(Material for the task begins)

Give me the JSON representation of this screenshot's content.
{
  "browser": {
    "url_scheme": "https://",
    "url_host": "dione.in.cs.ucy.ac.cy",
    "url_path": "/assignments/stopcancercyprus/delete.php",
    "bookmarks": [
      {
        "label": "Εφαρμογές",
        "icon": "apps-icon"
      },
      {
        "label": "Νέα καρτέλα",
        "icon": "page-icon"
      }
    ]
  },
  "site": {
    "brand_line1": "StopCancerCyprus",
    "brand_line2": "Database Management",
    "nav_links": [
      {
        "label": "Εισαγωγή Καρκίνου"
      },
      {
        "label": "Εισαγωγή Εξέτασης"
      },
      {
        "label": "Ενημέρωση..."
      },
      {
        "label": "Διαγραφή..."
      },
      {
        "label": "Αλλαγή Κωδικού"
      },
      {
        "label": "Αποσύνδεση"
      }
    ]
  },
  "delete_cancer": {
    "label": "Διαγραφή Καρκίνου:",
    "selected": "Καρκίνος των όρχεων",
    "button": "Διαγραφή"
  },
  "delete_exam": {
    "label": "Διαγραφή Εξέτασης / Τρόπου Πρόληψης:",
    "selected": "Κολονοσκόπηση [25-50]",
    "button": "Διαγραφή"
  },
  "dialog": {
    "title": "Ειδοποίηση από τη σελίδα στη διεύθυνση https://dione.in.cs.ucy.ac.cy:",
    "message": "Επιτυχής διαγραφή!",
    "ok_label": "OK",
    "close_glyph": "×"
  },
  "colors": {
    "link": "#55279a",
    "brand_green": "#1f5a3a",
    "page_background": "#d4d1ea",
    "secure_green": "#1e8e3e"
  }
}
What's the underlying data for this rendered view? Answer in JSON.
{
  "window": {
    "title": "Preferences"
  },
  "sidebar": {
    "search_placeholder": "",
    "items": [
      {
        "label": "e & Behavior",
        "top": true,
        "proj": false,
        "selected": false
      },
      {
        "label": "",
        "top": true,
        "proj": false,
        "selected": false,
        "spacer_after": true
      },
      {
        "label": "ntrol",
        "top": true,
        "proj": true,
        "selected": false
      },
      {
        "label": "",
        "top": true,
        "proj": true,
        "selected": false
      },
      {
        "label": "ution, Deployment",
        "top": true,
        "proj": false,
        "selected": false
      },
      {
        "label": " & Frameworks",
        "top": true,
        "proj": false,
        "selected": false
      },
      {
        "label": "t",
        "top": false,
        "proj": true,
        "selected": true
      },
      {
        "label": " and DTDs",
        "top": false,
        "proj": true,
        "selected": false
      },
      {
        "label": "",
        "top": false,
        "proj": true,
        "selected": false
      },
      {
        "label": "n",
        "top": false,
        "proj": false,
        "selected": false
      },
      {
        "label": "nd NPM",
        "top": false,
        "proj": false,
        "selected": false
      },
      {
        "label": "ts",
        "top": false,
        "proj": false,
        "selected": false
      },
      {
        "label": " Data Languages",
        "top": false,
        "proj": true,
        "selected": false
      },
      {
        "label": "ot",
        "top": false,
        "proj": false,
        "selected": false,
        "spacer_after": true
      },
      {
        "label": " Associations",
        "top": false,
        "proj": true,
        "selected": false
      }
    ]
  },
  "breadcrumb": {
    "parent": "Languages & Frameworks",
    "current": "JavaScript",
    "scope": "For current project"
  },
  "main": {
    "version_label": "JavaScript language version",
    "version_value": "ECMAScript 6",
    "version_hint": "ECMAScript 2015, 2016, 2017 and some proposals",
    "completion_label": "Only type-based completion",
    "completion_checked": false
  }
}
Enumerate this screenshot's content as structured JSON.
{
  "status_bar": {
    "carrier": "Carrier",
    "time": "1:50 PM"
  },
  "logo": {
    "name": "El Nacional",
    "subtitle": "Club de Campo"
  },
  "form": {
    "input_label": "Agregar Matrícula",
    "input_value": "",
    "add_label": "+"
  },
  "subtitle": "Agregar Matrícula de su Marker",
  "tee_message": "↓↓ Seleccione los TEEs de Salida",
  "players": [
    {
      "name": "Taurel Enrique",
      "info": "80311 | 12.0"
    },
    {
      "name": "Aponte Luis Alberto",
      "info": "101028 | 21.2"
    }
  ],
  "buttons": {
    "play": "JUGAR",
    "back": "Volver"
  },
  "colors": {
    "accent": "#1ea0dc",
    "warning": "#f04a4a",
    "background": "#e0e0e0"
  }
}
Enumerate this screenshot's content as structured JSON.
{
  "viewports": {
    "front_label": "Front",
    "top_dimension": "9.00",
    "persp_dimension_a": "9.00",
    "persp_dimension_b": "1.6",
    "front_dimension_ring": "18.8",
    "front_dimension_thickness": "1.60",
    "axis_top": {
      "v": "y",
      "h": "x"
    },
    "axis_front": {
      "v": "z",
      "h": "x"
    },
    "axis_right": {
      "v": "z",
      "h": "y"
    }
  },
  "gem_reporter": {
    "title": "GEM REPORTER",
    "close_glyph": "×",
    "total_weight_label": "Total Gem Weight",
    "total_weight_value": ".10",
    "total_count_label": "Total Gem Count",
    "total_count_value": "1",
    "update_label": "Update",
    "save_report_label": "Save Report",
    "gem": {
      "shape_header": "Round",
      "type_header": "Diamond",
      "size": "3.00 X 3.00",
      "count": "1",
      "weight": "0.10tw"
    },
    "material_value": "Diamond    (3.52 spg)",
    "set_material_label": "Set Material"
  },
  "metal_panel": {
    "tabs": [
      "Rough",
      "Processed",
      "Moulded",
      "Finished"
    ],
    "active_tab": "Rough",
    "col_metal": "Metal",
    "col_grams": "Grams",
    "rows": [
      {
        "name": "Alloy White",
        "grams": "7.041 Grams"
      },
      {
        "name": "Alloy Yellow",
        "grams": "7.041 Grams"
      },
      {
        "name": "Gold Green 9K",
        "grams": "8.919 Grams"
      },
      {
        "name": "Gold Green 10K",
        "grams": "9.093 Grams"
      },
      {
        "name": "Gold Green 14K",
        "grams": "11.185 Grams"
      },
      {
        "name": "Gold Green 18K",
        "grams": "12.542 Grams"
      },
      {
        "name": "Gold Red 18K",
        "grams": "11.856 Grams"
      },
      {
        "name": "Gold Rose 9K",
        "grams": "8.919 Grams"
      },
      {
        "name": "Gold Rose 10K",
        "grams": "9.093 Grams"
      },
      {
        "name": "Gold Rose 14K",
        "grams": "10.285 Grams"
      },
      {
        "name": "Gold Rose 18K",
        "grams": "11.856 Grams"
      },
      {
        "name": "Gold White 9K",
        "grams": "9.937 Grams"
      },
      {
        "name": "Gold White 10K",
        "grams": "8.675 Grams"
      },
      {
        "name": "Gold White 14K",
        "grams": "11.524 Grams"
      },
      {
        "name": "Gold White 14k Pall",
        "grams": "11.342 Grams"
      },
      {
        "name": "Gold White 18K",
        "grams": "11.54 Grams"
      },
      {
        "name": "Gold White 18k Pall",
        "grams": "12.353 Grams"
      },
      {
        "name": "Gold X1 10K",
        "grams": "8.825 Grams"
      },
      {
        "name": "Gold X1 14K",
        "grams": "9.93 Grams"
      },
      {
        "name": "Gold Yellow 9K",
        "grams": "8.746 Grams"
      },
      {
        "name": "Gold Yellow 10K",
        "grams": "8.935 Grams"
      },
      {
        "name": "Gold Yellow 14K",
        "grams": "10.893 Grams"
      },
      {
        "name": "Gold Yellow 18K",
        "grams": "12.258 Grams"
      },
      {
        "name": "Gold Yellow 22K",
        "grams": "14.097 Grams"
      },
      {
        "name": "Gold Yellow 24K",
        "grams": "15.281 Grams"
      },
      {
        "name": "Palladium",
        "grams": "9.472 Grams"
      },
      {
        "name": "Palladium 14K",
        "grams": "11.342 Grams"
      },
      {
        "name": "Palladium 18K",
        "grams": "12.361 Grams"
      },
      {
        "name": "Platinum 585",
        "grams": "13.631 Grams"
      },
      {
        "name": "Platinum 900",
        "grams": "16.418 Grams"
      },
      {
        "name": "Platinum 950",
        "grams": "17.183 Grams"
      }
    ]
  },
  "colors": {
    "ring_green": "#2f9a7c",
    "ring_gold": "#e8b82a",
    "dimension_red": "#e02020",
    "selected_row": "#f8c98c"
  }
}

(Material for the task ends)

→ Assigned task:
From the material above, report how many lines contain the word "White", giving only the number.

→ Answer area:
7